Recorded data:
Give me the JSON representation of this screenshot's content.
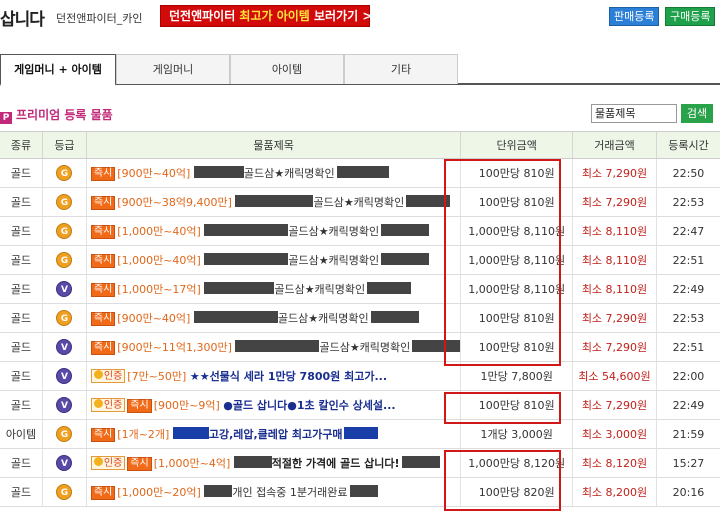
{
  "header": {
    "title": "삽니다",
    "subtitle": "던전앤파이터_카인",
    "banner_part1": "던전앤파이터 ",
    "banner_highlight": "최고가 아이템",
    "banner_part2": " 보러가기 >",
    "sell_button": "판매등록",
    "buy_button": "구매등록"
  },
  "tabs": [
    "게임머니 + 아이템",
    "게임머니",
    "아이템",
    "기타"
  ],
  "premium_label": "프리미엄 등록 물품",
  "search": {
    "select_value": "물품제목",
    "button": "검색"
  },
  "table": {
    "headers": [
      "종류",
      "등급",
      "물품제목",
      "단위금액",
      "거래금액",
      "등록시간"
    ],
    "rows": [
      {
        "type": "골드",
        "grade": "G",
        "badges": [
          "즉시"
        ],
        "range": "[900만~40억]",
        "title": "골드삼★캐릭명확인",
        "unit": "100만당 810원",
        "trade": "최소 7,290원",
        "time": "22:50"
      },
      {
        "type": "골드",
        "grade": "G",
        "badges": [
          "즉시"
        ],
        "range": "[900만~38억9,400만]",
        "title": "골드삼★캐릭명확인",
        "unit": "100만당 810원",
        "trade": "최소 7,290원",
        "time": "22:53"
      },
      {
        "type": "골드",
        "grade": "G",
        "badges": [
          "즉시"
        ],
        "range": "[1,000만~40억]",
        "title": "골드삼★캐릭명확인",
        "unit": "1,000만당 8,110원",
        "trade": "최소 8,110원",
        "time": "22:47"
      },
      {
        "type": "골드",
        "grade": "G",
        "badges": [
          "즉시"
        ],
        "range": "[1,000만~40억]",
        "title": "골드삼★캐릭명확인",
        "unit": "1,000만당 8,110원",
        "trade": "최소 8,110원",
        "time": "22:51"
      },
      {
        "type": "골드",
        "grade": "V",
        "badges": [
          "즉시"
        ],
        "range": "[1,000만~17억]",
        "title": "골드삼★캐릭명확인",
        "unit": "1,000만당 8,110원",
        "trade": "최소 8,110원",
        "time": "22:49"
      },
      {
        "type": "골드",
        "grade": "G",
        "badges": [
          "즉시"
        ],
        "range": "[900만~40억]",
        "title": "골드삼★캐릭명확인",
        "unit": "100만당 810원",
        "trade": "최소 7,290원",
        "time": "22:53"
      },
      {
        "type": "골드",
        "grade": "V",
        "badges": [
          "즉시"
        ],
        "range": "[900만~11억1,300만]",
        "title": "골드삼★캐릭명확인",
        "unit": "100만당 810원",
        "trade": "최소 7,290원",
        "time": "22:51"
      },
      {
        "type": "골드",
        "grade": "V",
        "badges": [
          "인증"
        ],
        "range": "[7만~50만]",
        "title": "★★선물식 세라 1만당 7800원 최고가...",
        "unit": "1만당 7,800원",
        "trade": "최소 54,600원",
        "time": "22:00"
      },
      {
        "type": "골드",
        "grade": "V",
        "badges": [
          "인증",
          "즉시"
        ],
        "range": "[900만~9억]",
        "title": "●골드 삽니다●1초 칼인수 상세설...",
        "unit": "100만당 810원",
        "trade": "최소 7,290원",
        "time": "22:49"
      },
      {
        "type": "아이템",
        "grade": "G",
        "badges": [
          "즉시"
        ],
        "range": "[1개~2개]",
        "title": "고강,레압,클레압 최고가구매",
        "unit": "1개당 3,000원",
        "trade": "최소 3,000원",
        "time": "21:59"
      },
      {
        "type": "골드",
        "grade": "V",
        "badges": [
          "인증",
          "즉시"
        ],
        "range": "[1,000만~4억]",
        "title": "적절한 가격에 골드 삽니다!",
        "unit": "1,000만당 8,120원",
        "trade": "최소 8,120원",
        "time": "15:27"
      },
      {
        "type": "골드",
        "grade": "G",
        "badges": [
          "즉시"
        ],
        "range": "[1,000만~20억]",
        "title": "개인 접속중 1분거래완료",
        "unit": "100만당 820원",
        "trade": "최소 8,200원",
        "time": "20:16"
      }
    ]
  }
}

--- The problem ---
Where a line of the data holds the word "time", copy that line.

--- Solution ---
        "time": "22:50"
        "time": "22:53"
        "time": "22:47"
        "time": "22:51"
        "time": "22:49"
        "time": "22:53"
        "time": "22:51"
        "time": "22:00"
        "time": "22:49"
        "time": "21:59"
        "time": "15:27"
        "time": "20:16"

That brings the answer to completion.